Besides affecting consumers, any prospective disruption of natural gas supply to Greece would also have an impact on electricity production, as approximately 13 percent of gas demand is channeled to electricity production plants that run on gas. This proportion was even higher a year earlier, reaching 26 percent.
Responding to this risk, heightened by the ongoing conflict between Russia and Ukraine, PPC, the Public Power Corporation, has launched an intensive program aiming at boosting its lignite-based electricity production.
Should the worse-case scenario actually occur, and Russia disrupts its natural gas supply, a large proportion of consumers relying on gas for heating would turn to electricity, meaning demand for this energy source would increase. Also, from a purely business-minded perspective, an increase in lignite-based production would boost PPC’s profit margin, as the lignite alternative offers a considerably lower cost of production, especially at a time when the price of emission allowances remain low, under 5.5 euro per ton.
Apart from a major desulphurization investment being carried out by PPC in Agios Dimitrios, a project with a budget amounting to 29.5 million euro, the corporation is also conducting maintenance work, investments, repairs, and improvements at lignite-based stations in several parts of Greece. This project’s budget amounts to over 6.5 million euro.
During the first half of 2014 lignite-based electricity production covered 48 percent of domestic demand, a 6.9 percent increase compared to the equivalent period last year. Not including imports, lignite accounts for over 54 percent of the country’s electricity production.

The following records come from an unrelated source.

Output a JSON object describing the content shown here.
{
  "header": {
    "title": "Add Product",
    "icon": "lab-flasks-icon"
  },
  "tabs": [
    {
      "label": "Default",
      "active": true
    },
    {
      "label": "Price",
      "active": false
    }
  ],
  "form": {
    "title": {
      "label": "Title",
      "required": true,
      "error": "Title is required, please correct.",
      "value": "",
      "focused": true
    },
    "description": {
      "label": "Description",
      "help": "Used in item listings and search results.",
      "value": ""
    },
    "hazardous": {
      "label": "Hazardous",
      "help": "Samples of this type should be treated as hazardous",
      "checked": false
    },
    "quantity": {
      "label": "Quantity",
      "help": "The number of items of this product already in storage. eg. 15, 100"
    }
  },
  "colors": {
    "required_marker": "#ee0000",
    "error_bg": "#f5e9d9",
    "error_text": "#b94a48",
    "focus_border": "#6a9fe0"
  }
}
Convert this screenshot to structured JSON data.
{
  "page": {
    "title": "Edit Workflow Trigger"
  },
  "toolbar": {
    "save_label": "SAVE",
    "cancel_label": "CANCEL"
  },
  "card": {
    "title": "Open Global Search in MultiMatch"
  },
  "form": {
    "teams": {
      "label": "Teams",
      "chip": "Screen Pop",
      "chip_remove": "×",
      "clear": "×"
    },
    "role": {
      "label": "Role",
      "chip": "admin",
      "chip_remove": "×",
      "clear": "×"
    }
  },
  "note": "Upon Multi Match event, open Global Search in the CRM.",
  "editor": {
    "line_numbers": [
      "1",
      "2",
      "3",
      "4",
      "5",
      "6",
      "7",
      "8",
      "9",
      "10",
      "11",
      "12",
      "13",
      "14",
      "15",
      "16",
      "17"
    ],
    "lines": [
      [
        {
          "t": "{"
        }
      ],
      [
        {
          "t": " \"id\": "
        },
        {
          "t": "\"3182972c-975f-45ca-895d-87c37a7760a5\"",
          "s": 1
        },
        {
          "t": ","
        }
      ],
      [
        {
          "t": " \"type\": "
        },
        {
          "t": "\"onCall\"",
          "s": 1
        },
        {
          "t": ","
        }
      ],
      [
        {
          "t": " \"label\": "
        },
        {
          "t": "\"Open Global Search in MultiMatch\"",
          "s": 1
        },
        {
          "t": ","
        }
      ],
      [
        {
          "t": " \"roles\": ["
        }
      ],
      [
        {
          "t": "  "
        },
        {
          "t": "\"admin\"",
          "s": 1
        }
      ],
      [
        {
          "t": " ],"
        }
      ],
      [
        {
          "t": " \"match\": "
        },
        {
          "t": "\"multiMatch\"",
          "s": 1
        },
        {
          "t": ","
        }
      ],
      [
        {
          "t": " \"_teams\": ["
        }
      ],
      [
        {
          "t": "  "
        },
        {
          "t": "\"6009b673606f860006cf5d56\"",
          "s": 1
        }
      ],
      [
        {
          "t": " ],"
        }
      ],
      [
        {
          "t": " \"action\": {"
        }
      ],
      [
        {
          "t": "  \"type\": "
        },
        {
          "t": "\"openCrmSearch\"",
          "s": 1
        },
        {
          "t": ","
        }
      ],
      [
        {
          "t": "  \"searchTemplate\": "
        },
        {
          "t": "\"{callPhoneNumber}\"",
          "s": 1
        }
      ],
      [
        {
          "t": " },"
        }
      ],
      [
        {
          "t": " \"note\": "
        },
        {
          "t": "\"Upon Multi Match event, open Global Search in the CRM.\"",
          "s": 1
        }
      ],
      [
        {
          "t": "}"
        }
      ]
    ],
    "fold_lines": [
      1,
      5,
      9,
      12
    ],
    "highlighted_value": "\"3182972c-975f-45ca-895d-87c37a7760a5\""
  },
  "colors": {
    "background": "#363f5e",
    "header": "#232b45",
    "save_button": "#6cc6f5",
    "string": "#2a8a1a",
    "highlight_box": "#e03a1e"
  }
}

PPC head Arthouros Zervos has set an objective for lignite-based production to reach 25,500 GWh. Industrial consumers, represented by the association of Industrial Energy Consumers, EVIKEN, have called for the lignite-based power production to increase to 27,500 GWh.